In February each year, the brightest minds in geospatial technology gather in Banff, Alberta, for the NORTH51 conference. Last year, the 2020 theme, ‘Off the Map,’ represented the continuous evolution of geospatial technology and highlighted the incongruous rise in the reliance on location-aware systems and the decline in public understanding of the role such systems play in our lives.
Little did all attendees and speakers know at that time what the rest of 2020 would bring. Now, as we are a few months into 2021 and in a post-pandemic world, reflecting on last year’s discussions at NORTH51 ‘Off the Map’ are more fascinating than ever. We have asked ourselves at TECTERRA what has and continues to surprise us about COVID-19 and its impact on the world, specifically, geospatial technology. However, during our reflection, we became more interested in what the brightest minds in geospatial technology thought about the past year and how they are looking to the future.
We sat down with three industry leaders that we were also fortunate to have been keynote speakers at NORTH51 ‘Off the Map’: Joshua Johnston, Forest Fire Research Scientist with Natural Resources Canada, Ed Parsons, Geospatial Technologist with Google, and Will Cadell, CEO of SparkGeo. They shared with us how they are challenging and evaluating a post-COVID-19 world:
Q: When reflecting on the talk you gave at the NORTH51 2020 Conference, what has surprised you the most about geospatial technology evolution in the past year?
Joshua Johnston: NORTH51 2020 really introduced me to the idea that disruption is essential to innovation. Nothing has ever been more disruptive than COVID-19, and the innovative uses of geospatial technology in fighting it (e.g. contact tracing/modelling) has been a remarkable feat of global innovation.
Ed Parsons: NORTH51’ Off the Map’ seems like it took place in an entirely different pre-COVID world; most of us will have had an unexpected 2020. In some ways, I am disappointed that the insight that could come from the pandemic’s geospatial analysis was not more evident during the year. The spread of an airborne virus is by its very nature something with a large degree of geographical determinism, the widespread seeding of the virus across the whole of the UK compared to more regional outbreaks in other countries and only relatively recently being recognized, for example. In Europe and North America, the use of geospatial technology beyond simple proximity sensing has been explicitly rejected for contact tracing of COVID cases. In contrast, some East Asian countries use both contact tracing and proactive quarantine management based on Geospatial Technology in mobile phone apps or dedicated devices. Once again, this innovation illustrates the ethical implications of Geospatial Technology, and it is no longer something the industry can ignore.
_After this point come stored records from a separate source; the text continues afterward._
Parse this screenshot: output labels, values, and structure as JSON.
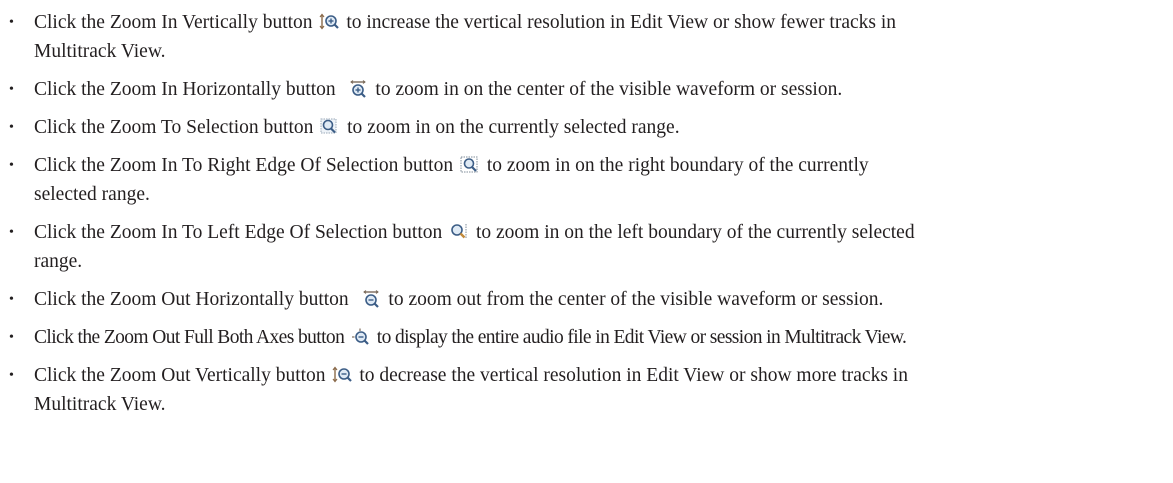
{
  "items": [
    {
      "icon": "zoom-in-vertically-icon",
      "before": "Click the Zoom In Vertically button",
      "line1": "to increase the vertical resolution in Edit View or show fewer tracks in",
      "line2": "Multitrack View."
    },
    {
      "icon": "zoom-in-horizontally-icon",
      "before": "Click the Zoom In Horizontally button",
      "line1": "to zoom in on the center of the visible waveform or session.",
      "line2": ""
    },
    {
      "icon": "zoom-to-selection-icon",
      "before": "Click the Zoom To Selection button",
      "line1": "to zoom in on the currently selected range.",
      "line2": ""
    },
    {
      "icon": "zoom-in-right-edge-icon",
      "before": "Click the Zoom In To Right Edge Of Selection button",
      "line1": "to zoom in on the right boundary of the currently",
      "line2": "selected range."
    },
    {
      "icon": "zoom-in-left-edge-icon",
      "before": "Click the Zoom In To Left Edge Of Selection button",
      "line1": "to zoom in on the left boundary of the currently selected",
      "line2": "range."
    },
    {
      "icon": "zoom-out-horizontally-icon",
      "before": "Click the Zoom Out Horizontally button",
      "line1": "to zoom out from the center of the visible waveform or session.",
      "line2": ""
    },
    {
      "icon": "zoom-out-full-both-axes-icon",
      "before": "Click the Zoom Out Full Both Axes button",
      "line1": "to display the entire audio file in Edit View or session in Multitrack View.",
      "line2": ""
    },
    {
      "icon": "zoom-out-vertically-icon",
      "before": "Click the Zoom Out Vertically button",
      "line1": "to decrease the vertical resolution in Edit View or show more tracks in",
      "line2": "Multitrack View."
    }
  ]
}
Will Cadell: Where landscapes change, and humans move, there is value. That has only proven more true since the pandemic began; now, we have witnessed what happens when movement slows. I still believe that if we were to study a Venn diagram of “self-identifying-geospatial people” vs “everybody else,” we would be illustrating that we have only been serving those who already understand what we do. Our community needs to get out of our self-constructed echo-chamber and start delivering geospatial insight into markets where we never have before.
Q: Where do you foresee the development and the reliance of location-aware systems heading for 2022?
Joshua Johnston: The onset of the 2020 pandemic has profoundly impacted the trajectory of advancements in the wildfire management field. In the next few years, as we attempt to return to “normal,” I expect to see a surge in the appetite for innovative changes to standard procedures, fueled by the inability to maintain the status quo and strong support for economic stimulus. In short, the world has been deeply disrupted, and even the most resistant quarters to change are open to new ideas.
Ed Parsons: We will see a shift in the scale of location-aware systems to focus much more on human-scale interaction. Proximity-based solutions tightly integrated with the many personal devices we carry with us or have in our homes will power this change. These changes will require us to think beyond traditional geometry data models we have historically used to systems powered by image and scene recognition with greater semantic understanding. Maybe not this year, but soon I want to be able to ask my digital assistant - “Where did I put my keys?” and for it to reply, “They are downstairs in the hall table drawer
Will Cadell: We have an opportunity, one to grasp. Stop thinking about geo as a vertical and start thinking about it as a horizontal. Geospatial is everywhere.